WHAT YOU ARE ASKED TO DO: From the entries that follow, pick out all lines holding "JSON".
START INPUT RECORDS
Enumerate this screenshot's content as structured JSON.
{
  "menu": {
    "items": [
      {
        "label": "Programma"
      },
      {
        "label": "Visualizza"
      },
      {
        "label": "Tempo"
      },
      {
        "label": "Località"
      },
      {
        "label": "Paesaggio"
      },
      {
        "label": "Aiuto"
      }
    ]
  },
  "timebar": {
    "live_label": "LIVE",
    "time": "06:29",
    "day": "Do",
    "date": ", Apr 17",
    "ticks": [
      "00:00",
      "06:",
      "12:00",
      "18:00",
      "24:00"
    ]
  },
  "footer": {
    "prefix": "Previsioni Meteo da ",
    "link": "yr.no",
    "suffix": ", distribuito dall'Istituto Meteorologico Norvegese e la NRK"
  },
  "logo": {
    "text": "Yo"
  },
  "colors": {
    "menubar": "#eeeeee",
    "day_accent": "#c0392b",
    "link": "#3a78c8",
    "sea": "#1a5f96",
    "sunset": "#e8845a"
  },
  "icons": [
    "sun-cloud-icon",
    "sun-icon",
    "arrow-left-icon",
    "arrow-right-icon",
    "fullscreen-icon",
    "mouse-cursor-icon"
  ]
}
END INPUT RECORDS
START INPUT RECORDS
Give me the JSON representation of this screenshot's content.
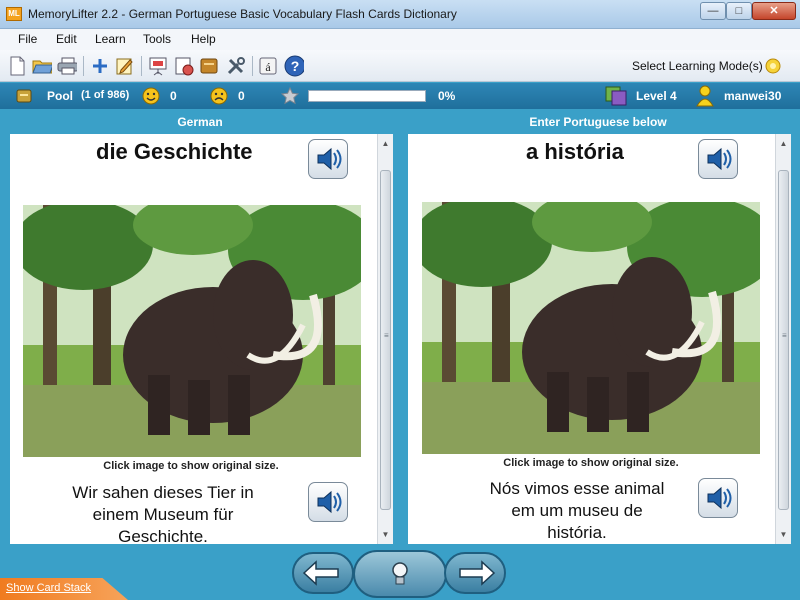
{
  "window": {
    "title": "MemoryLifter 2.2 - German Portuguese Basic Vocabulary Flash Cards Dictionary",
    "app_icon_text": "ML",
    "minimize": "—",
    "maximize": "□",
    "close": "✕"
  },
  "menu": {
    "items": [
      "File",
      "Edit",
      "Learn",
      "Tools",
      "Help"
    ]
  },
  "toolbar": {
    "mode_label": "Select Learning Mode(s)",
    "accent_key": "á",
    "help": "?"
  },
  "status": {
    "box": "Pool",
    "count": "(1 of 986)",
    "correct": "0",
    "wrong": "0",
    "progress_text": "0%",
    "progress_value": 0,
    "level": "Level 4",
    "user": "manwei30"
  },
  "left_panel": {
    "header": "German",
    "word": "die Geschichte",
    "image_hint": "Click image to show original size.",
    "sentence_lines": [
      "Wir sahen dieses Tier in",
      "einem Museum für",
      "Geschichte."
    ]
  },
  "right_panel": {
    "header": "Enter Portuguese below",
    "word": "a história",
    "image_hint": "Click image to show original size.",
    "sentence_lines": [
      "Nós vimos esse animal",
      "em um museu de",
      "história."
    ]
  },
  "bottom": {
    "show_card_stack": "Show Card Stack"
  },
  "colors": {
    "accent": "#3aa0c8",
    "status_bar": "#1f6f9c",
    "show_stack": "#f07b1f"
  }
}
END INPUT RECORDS
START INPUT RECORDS
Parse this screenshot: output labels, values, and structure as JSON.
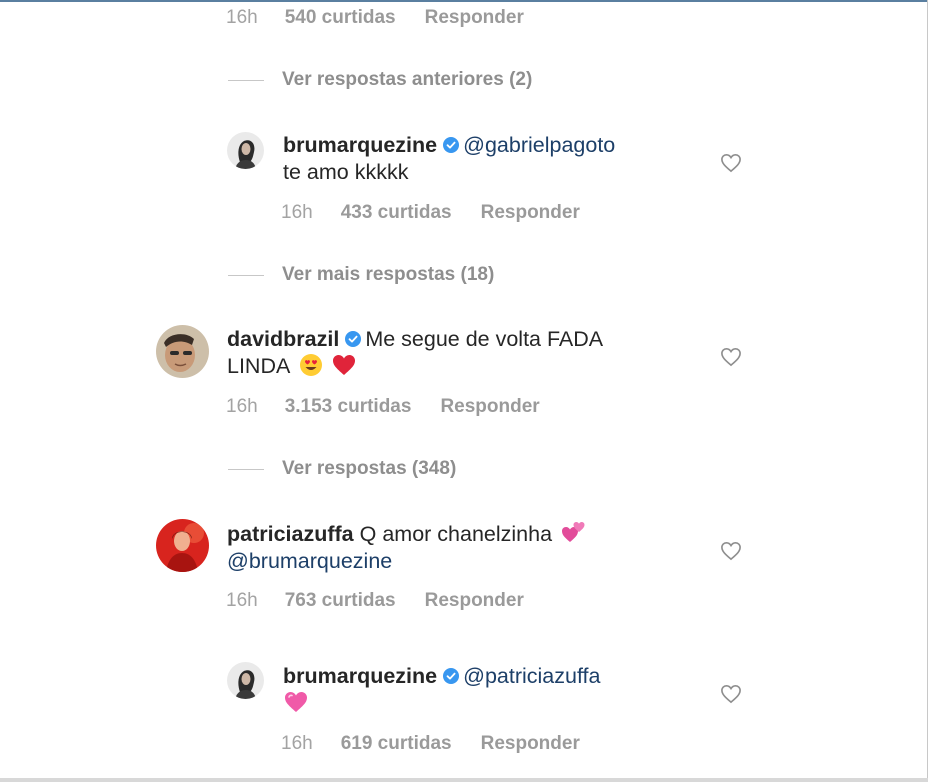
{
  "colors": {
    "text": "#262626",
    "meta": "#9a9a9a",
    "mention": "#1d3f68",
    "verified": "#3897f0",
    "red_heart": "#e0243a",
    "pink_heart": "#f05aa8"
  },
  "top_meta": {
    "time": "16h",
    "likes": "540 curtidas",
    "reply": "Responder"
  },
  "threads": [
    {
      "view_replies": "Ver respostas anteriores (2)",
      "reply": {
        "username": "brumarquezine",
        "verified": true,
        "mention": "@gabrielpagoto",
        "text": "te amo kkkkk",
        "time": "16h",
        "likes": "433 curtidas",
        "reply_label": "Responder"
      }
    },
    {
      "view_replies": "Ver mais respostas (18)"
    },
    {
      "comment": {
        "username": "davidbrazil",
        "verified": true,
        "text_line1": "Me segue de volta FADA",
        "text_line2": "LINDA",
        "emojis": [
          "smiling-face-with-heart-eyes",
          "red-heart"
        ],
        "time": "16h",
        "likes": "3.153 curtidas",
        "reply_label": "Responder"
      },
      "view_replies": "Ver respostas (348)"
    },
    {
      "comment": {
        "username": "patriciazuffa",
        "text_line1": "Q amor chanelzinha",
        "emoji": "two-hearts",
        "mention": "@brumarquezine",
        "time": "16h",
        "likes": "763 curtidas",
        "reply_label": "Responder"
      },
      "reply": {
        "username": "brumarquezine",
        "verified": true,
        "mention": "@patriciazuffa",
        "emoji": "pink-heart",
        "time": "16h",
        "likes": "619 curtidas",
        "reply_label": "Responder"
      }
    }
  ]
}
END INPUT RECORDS
FINISHED EXERCISE:
Enumerate this screenshot's content as structured JSON.
Give me the JSON representation of this screenshot's content.
Parse this screenshot: output labels, values, and structure as JSON.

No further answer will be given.